● **How to complete this task**: Omit images. Retype all entries verbatim.

● **Information supplied**:
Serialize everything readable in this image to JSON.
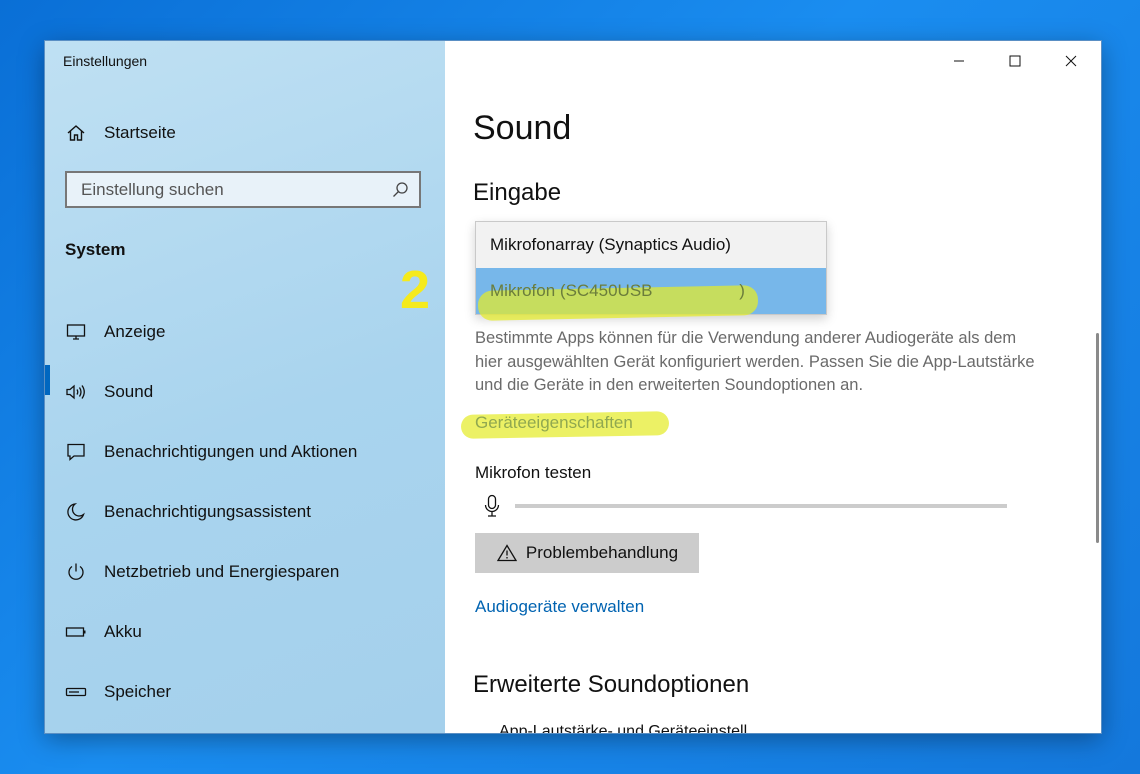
{
  "window": {
    "title": "Einstellungen",
    "controls": {
      "minimize": "—",
      "maximize": "☐",
      "close": "✕"
    }
  },
  "sidebar": {
    "home": "Startseite",
    "search_placeholder": "Einstellung suchen",
    "section": "System",
    "items": [
      {
        "label": "Anzeige",
        "icon": "monitor-icon"
      },
      {
        "label": "Sound",
        "icon": "speaker-icon",
        "active": true
      },
      {
        "label": "Benachrichtigungen und Aktionen",
        "icon": "notification-icon"
      },
      {
        "label": "Benachrichtigungsassistent",
        "icon": "moon-icon"
      },
      {
        "label": "Netzbetrieb und Energiesparen",
        "icon": "power-icon"
      },
      {
        "label": "Akku",
        "icon": "battery-icon"
      },
      {
        "label": "Speicher",
        "icon": "storage-icon"
      }
    ]
  },
  "main": {
    "title": "Sound",
    "input_heading": "Eingabe",
    "dropdown_options": [
      {
        "label": "Mikrofonarray (Synaptics Audio)"
      },
      {
        "label": "Mikrofon (SC450USB",
        "suffix": ")",
        "selected": true
      }
    ],
    "annotation": "2",
    "description": "Bestimmte Apps können für die Verwendung anderer Audiogeräte als dem hier ausgewählten Gerät konfiguriert werden. Passen Sie die App-Lautstärke und die Geräte in den erweiterten Soundoptionen an.",
    "device_properties_link": "Geräteeigenschaften",
    "mic_test_label": "Mikrofon testen",
    "mic_level": 0,
    "troubleshoot_button": "Problembehandlung",
    "manage_devices_link": "Audiogeräte verwalten",
    "advanced_heading": "Erweiterte Soundoptionen",
    "cut_off_text": "App-Lautstärke- und Geräteeinstell..."
  },
  "colors": {
    "accent": "#0067c0",
    "link": "#0063b1",
    "highlight": "#e4eb28",
    "annotation": "#f5ea1c",
    "dropdown_selected": "#77b7ea"
  }
}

● **Answer area**:
Serialize everything readable in this image to JSON.
{
  "window": {
    "title": "Einstellungen",
    "controls": {
      "minimize": "—",
      "maximize": "☐",
      "close": "✕"
    }
  },
  "sidebar": {
    "home": "Startseite",
    "search_placeholder": "Einstellung suchen",
    "section": "System",
    "items": [
      {
        "label": "Anzeige",
        "icon": "monitor-icon"
      },
      {
        "label": "Sound",
        "icon": "speaker-icon",
        "active": true
      },
      {
        "label": "Benachrichtigungen und Aktionen",
        "icon": "notification-icon"
      },
      {
        "label": "Benachrichtigungsassistent",
        "icon": "moon-icon"
      },
      {
        "label": "Netzbetrieb und Energiesparen",
        "icon": "power-icon"
      },
      {
        "label": "Akku",
        "icon": "battery-icon"
      },
      {
        "label": "Speicher",
        "icon": "storage-icon"
      }
    ]
  },
  "main": {
    "title": "Sound",
    "input_heading": "Eingabe",
    "dropdown_options": [
      {
        "label": "Mikrofonarray (Synaptics Audio)"
      },
      {
        "label": "Mikrofon (SC450USB",
        "suffix": ")",
        "selected": true
      }
    ],
    "annotation": "2",
    "description": "Bestimmte Apps können für die Verwendung anderer Audiogeräte als dem hier ausgewählten Gerät konfiguriert werden. Passen Sie die App-Lautstärke und die Geräte in den erweiterten Soundoptionen an.",
    "device_properties_link": "Geräteeigenschaften",
    "mic_test_label": "Mikrofon testen",
    "mic_level": 0,
    "troubleshoot_button": "Problembehandlung",
    "manage_devices_link": "Audiogeräte verwalten",
    "advanced_heading": "Erweiterte Soundoptionen",
    "cut_off_text": "App-Lautstärke- und Geräteeinstell..."
  },
  "colors": {
    "accent": "#0067c0",
    "link": "#0063b1",
    "highlight": "#e4eb28",
    "annotation": "#f5ea1c",
    "dropdown_selected": "#77b7ea"
  }
}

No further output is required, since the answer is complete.